An ongoing campaign is getting companies to avoid or reduce their use of fuel from the Alberta tar sands.
Joined by Natural Resources Defense Council and Sierra Club, San Francisco-based ForestEthics is calling on American brands and companies to commit to choosing cleaner forms of energy for transportation. From The Gap to Walgreens, ForestEthics has so far assisted 16 large companies and one U.S. city—Bellingham, Washington, one of two U.S. gateway cities for the tar sands—in choosing fossil fuel alternatives for their transportation services and fuel.
“This widening trend of leading American brands against Canada’s tar sands is good news for everyone who wants cleaner air and water, healthier communities and forests—and clean energy,” said Aaron Sanger of ForestEthics. “It is bad news for those who want to expand the U.S. market for tar sands.”
Commitments from each company vary, from requiring its transportation providers to eliminate fuels from tar sands refineries, to avoiding high impact fuels, such as tar sands-derived types, where possible. To make the transition easier for companies, ForestEthics has identified U.S. refineries that make or use synthetic oil from tar sands to make trucking fuel.
Some of the 16 committed companies have endured backlash, namely banana brand Chiquita. After Chiquita told ForestEthics in November 2011 that it would work with the environmental organization “to identify any connections between Chiquita’s fuel providers and tar sands refineries towards the goal of eliminating fuel from these providers that is connected with tar sands refineries,” the energy lobby organization Alberta Enterprise Group called for Canadians to boycott Chiquita.
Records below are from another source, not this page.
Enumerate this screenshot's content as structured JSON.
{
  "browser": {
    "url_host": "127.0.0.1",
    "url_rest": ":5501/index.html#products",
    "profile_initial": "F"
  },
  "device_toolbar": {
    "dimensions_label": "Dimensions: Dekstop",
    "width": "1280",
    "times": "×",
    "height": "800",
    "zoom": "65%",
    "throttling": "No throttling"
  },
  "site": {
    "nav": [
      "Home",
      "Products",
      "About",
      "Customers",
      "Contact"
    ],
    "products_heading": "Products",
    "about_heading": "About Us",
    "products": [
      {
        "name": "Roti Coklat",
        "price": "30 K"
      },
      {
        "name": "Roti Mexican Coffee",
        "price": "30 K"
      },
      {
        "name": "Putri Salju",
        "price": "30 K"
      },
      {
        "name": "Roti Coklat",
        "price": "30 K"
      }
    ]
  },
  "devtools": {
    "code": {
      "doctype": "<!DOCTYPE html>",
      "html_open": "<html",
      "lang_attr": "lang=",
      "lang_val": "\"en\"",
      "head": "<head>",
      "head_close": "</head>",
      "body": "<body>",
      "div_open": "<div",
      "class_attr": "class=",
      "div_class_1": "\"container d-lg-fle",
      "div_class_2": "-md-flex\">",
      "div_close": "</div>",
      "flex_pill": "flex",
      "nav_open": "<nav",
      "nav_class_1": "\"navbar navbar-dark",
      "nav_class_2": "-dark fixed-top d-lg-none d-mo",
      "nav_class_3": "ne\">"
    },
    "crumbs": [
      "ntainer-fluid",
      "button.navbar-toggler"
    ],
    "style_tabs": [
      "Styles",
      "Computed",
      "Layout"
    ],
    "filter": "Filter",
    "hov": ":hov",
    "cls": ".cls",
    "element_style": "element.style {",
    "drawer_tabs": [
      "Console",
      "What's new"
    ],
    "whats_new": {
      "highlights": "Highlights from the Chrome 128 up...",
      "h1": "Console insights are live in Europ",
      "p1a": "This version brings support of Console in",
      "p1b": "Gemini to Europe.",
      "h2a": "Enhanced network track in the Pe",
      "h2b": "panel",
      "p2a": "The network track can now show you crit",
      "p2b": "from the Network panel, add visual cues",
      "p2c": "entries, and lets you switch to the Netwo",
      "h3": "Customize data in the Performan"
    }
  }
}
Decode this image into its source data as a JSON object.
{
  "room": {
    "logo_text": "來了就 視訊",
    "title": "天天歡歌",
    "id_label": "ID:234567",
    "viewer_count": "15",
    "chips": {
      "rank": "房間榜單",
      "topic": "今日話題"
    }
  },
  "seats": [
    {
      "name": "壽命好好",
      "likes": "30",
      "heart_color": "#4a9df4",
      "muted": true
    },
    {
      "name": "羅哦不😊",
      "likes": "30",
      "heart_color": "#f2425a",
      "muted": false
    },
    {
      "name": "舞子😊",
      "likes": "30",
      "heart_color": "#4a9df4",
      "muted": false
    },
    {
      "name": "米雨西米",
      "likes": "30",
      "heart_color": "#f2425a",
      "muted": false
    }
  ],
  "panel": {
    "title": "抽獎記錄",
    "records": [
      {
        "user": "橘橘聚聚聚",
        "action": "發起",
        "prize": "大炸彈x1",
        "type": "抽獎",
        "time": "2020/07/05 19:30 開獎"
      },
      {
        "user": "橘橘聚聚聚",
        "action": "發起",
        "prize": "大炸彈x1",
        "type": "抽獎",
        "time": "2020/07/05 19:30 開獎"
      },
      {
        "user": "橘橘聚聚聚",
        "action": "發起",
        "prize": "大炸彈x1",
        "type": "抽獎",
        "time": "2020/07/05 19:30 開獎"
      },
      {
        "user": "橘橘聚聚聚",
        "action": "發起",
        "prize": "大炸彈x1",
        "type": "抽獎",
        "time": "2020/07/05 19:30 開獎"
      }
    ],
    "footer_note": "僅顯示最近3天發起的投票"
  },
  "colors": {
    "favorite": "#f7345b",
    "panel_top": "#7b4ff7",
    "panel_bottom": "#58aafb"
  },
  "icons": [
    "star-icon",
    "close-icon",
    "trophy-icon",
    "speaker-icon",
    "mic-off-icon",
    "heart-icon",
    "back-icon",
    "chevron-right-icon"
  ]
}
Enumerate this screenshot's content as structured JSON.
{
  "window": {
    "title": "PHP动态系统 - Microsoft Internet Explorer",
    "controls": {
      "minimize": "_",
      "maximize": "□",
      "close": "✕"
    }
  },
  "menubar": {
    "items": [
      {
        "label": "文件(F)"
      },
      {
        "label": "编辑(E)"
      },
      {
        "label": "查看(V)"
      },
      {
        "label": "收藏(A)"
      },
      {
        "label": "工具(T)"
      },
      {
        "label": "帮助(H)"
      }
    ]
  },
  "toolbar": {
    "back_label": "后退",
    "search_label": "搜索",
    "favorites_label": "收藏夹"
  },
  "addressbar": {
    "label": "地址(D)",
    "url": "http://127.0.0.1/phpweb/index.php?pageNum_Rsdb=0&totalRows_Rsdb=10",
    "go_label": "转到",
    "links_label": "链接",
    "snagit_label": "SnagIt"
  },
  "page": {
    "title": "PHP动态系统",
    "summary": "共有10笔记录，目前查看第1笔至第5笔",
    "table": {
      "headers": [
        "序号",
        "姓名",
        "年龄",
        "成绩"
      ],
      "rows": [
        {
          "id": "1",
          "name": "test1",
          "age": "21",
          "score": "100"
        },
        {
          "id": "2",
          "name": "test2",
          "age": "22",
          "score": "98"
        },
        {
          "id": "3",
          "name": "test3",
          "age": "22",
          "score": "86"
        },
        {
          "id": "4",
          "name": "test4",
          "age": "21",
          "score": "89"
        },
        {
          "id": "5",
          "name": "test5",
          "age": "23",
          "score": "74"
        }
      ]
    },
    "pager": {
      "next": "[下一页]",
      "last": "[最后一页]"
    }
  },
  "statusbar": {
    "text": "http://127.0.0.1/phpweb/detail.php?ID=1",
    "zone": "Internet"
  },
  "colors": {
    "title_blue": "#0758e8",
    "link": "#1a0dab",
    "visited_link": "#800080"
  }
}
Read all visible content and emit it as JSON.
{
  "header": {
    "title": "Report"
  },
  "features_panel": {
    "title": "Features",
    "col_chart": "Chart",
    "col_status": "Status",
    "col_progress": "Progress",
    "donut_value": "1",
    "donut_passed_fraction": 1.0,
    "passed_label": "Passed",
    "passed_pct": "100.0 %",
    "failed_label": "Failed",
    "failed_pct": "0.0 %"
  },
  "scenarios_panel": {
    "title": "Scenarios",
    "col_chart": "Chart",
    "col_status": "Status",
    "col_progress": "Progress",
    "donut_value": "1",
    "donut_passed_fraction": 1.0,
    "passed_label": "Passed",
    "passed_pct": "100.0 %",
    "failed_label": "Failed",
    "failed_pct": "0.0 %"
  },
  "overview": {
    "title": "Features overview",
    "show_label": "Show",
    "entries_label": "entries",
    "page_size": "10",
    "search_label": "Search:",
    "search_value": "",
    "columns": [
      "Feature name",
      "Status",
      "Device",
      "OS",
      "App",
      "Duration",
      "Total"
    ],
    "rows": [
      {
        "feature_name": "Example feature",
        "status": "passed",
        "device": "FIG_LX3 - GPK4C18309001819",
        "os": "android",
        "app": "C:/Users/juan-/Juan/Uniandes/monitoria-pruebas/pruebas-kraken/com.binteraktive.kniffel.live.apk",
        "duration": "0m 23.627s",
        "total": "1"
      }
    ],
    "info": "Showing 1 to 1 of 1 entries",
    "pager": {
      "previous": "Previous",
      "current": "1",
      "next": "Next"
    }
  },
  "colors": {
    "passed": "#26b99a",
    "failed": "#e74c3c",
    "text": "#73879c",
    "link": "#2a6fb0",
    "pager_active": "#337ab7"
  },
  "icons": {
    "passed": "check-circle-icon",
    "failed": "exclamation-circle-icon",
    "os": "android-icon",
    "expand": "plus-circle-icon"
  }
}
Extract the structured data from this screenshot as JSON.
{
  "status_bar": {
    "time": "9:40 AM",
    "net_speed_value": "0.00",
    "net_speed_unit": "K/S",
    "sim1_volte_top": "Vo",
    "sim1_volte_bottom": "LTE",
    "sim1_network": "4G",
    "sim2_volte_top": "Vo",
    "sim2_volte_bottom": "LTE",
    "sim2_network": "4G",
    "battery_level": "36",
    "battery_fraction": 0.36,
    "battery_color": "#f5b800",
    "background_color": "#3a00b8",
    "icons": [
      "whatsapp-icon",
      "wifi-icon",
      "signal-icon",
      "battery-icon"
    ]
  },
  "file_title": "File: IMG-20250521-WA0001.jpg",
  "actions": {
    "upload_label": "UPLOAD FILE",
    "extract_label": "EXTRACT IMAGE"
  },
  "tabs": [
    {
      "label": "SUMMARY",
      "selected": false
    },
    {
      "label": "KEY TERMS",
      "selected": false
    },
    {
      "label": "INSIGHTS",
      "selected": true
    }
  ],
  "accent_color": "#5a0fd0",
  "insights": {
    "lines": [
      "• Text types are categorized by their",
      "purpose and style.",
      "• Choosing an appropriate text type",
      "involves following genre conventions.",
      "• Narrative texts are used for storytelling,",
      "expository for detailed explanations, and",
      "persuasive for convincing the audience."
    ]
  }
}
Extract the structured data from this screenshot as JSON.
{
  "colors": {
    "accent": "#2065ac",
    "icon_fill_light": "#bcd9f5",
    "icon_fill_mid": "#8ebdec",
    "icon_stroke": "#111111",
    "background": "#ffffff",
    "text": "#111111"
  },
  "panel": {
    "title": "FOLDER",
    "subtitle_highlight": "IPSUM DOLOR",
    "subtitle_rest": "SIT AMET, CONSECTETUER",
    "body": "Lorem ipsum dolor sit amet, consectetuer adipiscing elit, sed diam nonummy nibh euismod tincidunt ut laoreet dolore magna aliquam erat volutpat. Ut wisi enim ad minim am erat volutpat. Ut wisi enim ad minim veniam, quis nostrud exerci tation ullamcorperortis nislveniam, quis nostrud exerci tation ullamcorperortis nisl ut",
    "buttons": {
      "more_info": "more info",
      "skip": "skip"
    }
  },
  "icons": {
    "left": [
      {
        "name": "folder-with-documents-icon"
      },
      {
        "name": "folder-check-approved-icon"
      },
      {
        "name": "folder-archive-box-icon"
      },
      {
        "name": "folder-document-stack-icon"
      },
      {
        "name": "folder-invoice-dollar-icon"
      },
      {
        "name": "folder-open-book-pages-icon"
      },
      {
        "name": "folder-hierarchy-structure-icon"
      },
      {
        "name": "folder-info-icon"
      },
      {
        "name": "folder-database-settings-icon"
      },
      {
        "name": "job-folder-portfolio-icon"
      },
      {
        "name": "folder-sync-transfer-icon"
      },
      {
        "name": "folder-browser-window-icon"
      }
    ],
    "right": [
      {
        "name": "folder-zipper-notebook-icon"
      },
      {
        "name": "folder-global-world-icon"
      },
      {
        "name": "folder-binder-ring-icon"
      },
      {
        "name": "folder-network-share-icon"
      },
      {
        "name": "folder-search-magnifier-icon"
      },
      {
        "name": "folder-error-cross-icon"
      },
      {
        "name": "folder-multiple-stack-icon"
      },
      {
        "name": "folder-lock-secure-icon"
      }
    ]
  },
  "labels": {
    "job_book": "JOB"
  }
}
One month later, Chiquita confirmed its commitment to "a strategy of continuous improvement towards the elimination of (tar sands) fuels."
ForestEthics has provided a full list of the companies who have taken action to reduce their use of fossil-fueled transportation.